Transition Probabilities and Fermi's Golden Rule
One of the prominent failures of the Bohr model for atomic spectra was that it couldn't predict that one spectral line would be brighter than another. From the quantum theory came an explanation in terms of wavefunctions, and for situations where the transition probability is constant in time, it is usually expressed in a relationship called Fermi's golden rule.
In general conceptual terms, a transition rate depends upon the strength of the coupling between the initial and final state of a system and upon the number of ways the transition can happen (i.e., the density of the final states). In many physical situations the transition probability is of the form

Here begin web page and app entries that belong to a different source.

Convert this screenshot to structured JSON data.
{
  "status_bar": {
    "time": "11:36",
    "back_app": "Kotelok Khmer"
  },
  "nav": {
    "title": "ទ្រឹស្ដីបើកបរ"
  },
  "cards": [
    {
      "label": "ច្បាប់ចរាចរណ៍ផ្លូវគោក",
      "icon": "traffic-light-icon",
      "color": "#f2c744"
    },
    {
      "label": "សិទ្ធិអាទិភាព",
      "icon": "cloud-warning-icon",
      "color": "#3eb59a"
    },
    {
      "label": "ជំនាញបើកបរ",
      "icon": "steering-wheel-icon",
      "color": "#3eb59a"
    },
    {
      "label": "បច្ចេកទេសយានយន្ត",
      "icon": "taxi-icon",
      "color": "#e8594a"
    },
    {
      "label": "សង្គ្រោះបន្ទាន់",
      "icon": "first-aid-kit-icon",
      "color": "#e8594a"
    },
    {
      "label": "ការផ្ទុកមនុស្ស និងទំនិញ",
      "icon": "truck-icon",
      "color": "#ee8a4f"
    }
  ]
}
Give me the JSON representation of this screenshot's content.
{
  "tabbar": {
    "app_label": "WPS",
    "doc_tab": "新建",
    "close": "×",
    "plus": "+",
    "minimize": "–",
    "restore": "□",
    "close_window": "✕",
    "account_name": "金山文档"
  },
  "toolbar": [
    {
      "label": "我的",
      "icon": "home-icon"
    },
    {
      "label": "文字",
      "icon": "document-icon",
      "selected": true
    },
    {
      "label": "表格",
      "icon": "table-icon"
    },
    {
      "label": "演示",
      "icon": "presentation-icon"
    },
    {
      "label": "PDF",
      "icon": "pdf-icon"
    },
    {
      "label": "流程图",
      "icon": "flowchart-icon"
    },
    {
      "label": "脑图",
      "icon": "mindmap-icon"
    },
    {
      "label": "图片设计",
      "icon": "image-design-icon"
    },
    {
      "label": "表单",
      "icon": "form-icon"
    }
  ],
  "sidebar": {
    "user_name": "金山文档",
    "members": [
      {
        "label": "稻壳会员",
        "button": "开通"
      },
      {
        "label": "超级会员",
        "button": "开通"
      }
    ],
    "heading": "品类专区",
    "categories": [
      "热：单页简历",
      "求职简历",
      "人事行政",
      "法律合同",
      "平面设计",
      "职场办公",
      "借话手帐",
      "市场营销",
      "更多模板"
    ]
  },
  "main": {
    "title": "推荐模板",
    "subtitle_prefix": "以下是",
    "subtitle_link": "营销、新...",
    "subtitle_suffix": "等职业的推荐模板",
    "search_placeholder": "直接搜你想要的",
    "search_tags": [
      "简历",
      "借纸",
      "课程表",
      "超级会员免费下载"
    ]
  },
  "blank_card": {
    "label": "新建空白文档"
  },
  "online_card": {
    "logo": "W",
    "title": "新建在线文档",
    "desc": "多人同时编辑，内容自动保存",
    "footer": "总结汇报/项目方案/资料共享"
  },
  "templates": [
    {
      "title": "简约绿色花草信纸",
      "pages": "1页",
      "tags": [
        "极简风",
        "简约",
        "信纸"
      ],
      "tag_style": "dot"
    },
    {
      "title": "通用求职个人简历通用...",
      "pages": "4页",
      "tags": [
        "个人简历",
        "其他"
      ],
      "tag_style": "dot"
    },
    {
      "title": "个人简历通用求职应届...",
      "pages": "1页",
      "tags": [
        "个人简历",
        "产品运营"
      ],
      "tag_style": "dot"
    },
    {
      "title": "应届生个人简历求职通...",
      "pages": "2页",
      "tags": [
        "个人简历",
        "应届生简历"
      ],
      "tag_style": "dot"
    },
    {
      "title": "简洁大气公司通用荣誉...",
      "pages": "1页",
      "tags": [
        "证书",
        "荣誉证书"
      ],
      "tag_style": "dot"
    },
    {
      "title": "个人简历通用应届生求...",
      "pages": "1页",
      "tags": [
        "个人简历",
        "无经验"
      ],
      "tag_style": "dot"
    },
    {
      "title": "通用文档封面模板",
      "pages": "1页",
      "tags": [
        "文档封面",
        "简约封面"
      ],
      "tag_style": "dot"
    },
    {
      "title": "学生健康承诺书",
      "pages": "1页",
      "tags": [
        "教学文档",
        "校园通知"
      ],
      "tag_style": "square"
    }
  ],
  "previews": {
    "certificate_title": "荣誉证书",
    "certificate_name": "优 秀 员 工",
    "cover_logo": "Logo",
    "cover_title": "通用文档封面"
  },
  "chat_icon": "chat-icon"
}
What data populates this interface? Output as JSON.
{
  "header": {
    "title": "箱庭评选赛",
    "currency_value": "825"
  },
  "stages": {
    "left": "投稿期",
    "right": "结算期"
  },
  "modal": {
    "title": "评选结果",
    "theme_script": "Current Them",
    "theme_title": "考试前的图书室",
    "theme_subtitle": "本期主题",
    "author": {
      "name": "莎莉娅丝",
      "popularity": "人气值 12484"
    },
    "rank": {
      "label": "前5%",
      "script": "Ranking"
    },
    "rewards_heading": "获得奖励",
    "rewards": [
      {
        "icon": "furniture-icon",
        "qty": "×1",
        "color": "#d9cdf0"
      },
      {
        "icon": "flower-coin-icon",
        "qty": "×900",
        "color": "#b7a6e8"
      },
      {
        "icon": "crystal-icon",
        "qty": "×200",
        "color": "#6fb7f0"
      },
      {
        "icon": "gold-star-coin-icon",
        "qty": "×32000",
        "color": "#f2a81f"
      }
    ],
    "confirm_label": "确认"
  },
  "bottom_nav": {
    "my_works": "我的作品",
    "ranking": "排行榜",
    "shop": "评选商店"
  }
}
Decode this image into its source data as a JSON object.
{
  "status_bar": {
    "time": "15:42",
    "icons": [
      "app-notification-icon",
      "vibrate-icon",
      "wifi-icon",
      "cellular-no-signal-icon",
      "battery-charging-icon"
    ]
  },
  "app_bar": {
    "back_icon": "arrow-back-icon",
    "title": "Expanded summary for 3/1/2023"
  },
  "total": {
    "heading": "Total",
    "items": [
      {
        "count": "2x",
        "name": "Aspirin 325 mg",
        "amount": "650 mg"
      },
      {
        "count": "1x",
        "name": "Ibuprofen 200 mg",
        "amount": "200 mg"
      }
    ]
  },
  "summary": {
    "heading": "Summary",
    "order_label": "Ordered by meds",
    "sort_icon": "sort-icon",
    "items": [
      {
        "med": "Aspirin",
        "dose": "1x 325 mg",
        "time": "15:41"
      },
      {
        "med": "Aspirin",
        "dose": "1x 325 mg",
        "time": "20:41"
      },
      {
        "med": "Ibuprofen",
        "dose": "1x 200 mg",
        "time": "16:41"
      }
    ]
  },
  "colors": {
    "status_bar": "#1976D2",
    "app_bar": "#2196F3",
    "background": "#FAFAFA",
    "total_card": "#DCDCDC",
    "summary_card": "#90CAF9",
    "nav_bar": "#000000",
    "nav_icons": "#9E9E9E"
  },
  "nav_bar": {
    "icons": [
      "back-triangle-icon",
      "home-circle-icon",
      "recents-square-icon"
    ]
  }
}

The transition probability l is also called the decay probability and is related to the mean lifetime t of the state by l = 1/t. The general form of Fermi's golden rule can apply to atomic transitions, nuclear decay, scattering ... a large variety of physical transitions.
A transition will proceed more rapidly if the coupling between the initial and final states is stronger. This coupling term is traditionally called the "matrix element" for the transition: this term comes from an alternative formulation of quantum mechanics in terms of matrices rather than the differential equations of the Schrodinger approach. The matrix element can be placed in the form of an integral where the interaction which causes the transition is expressed as a potential V which operates on the initial state wavefunction. The transition probability is proportional to the square of the integral of this interaction over all of the space appropriate to the problem.
This kind of integral approach using the wavefunctions is of the same general form as that used to find the "expectation value" or expected average value of any physical variable in quantum mechanics. But in the case of an expectation value for a property like the system energy, the integral has the wavefunction representing the eigenstate of the system in both places in the integral.
The transition probability is also proportional to the density of final states rf. It is reasonably common for the final state to be composed of several states with the same energy - such states are said to be "degenerate" states. This degeneracy is sometimes expressed as a "statistical weight" which will appear as a factor in the transition probability. In many cases there will be a continuum of final states, so that this density of final states is expressed as a function of energy.
Schrodinger equation concepts
Merzbacher Sec. 19.7
Int. Nuclear Physics, Sec 2.8